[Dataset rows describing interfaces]
== Segment start ==

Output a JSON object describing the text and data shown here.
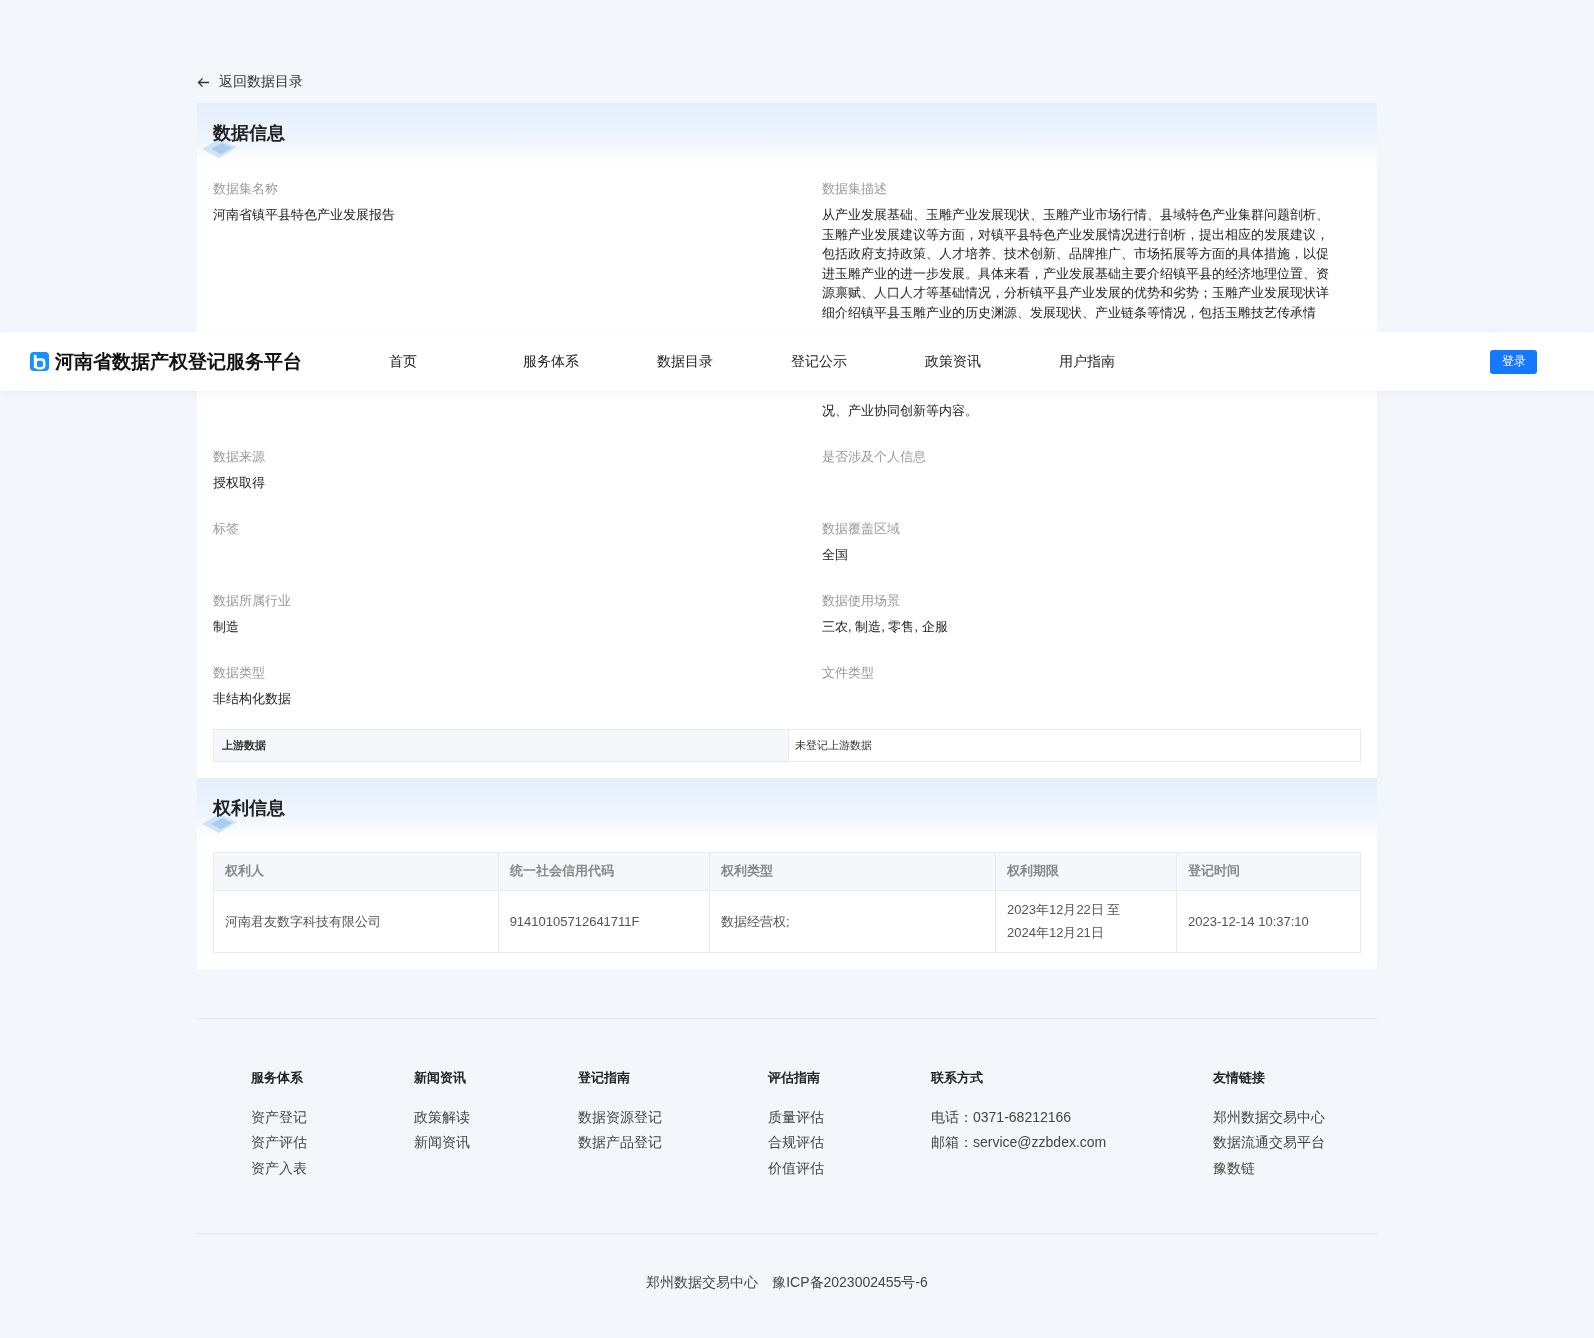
{
  "header": {
    "title": "河南省数据产权登记服务平台",
    "nav": [
      {
        "label": "首页",
        "selected": false
      },
      {
        "label": "服务体系",
        "selected": false
      },
      {
        "label": "数据目录",
        "selected": false
      },
      {
        "label": "登记公示",
        "selected": false
      },
      {
        "label": "政策资讯",
        "selected": false
      },
      {
        "label": "用户指南",
        "selected": false
      }
    ],
    "login": "登录"
  },
  "back_link": "返回数据目录",
  "data_info": {
    "title": "数据信息",
    "name": {
      "label": "数据集名称",
      "value": "河南省镇平县特色产业发展报告"
    },
    "description": {
      "label": "数据集描述",
      "lines_above": [
        "从产业发展基础、玉雕产业发展现状、玉雕产业市场行情、县域特色产业集群问题剖析、",
        "玉雕产业发展建议等方面，对镇平县特色产业发展情况进行剖析，提出相应的发展建议，",
        "包括政府支持政策、人才培养、技术创新、品牌推广、市场拓展等方面的具体措施，以促",
        "进玉雕产业的进一步发展。具体来看，产业发展基础主要介绍镇平县的经济地理位置、资",
        "源禀赋、人口人才等基础情况，分析镇平县产业发展的优势和劣势；玉雕产业发展现状详",
        "细介绍镇平县玉雕产业的历史渊源、发展现状、产业链条等情况，包括玉雕技艺传承情"
      ],
      "lines_below": [
        "况、产业协同创新等内容。"
      ]
    },
    "fields": [
      {
        "label": "数据来源",
        "value": "授权取得"
      },
      {
        "label": "是否涉及个人信息"
      },
      {
        "label": "标签"
      },
      {
        "label": "数据覆盖区域",
        "value": "全国"
      },
      {
        "label": "数据所属行业",
        "value": "制造"
      },
      {
        "label": "数据使用场景",
        "value": "三农, 制造, 零售, 企服"
      },
      {
        "label": "数据类型",
        "value": "非结构化数据"
      },
      {
        "label": "文件类型"
      }
    ],
    "upstream": {
      "label": "上游数据",
      "value": "未登记上游数据"
    }
  },
  "rights_info": {
    "title": "权利信息",
    "columns": [
      "权利人",
      "统一社会信用代码",
      "权利类型",
      "权利期限",
      "登记时间"
    ],
    "rows": [
      [
        "河南君友数字科技有限公司",
        "91410105712641711F",
        "数据经营权;",
        "2023年12月22日 至 2024年12月21日",
        "2023-12-14 10:37:10"
      ]
    ]
  },
  "footer": {
    "columns": [
      {
        "title": "服务体系",
        "links": [
          "资产登记",
          "资产评估",
          "资产入表"
        ]
      },
      {
        "title": "新闻资讯",
        "links": [
          "政策解读",
          "新闻资讯"
        ]
      },
      {
        "title": "登记指南",
        "links": [
          "数据资源登记",
          "数据产品登记"
        ]
      },
      {
        "title": "评估指南",
        "links": [
          "质量评估",
          "合规评估",
          "价值评估"
        ]
      },
      {
        "title": "联系方式",
        "links": [
          "电话：0371-68212166",
          "邮箱：service@zzbdex.com"
        ]
      },
      {
        "title": "友情链接",
        "links": [
          "郑州数据交易中心",
          "数据流通交易平台",
          "豫数链"
        ]
      }
    ],
    "copyright": [
      "郑州数据交易中心",
      "豫ICP备2023002455号-6"
    ]
  }
}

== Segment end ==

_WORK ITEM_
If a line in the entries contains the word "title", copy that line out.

_RESULT_
    "title": "河南省数据产权登记服务平台",
    "title": "数据信息",
    "title": "权利信息",
        "title": "服务体系",
        "title": "新闻资讯",
        "title": "登记指南",
        "title": "评估指南",
        "title": "联系方式",
        "title": "友情链接",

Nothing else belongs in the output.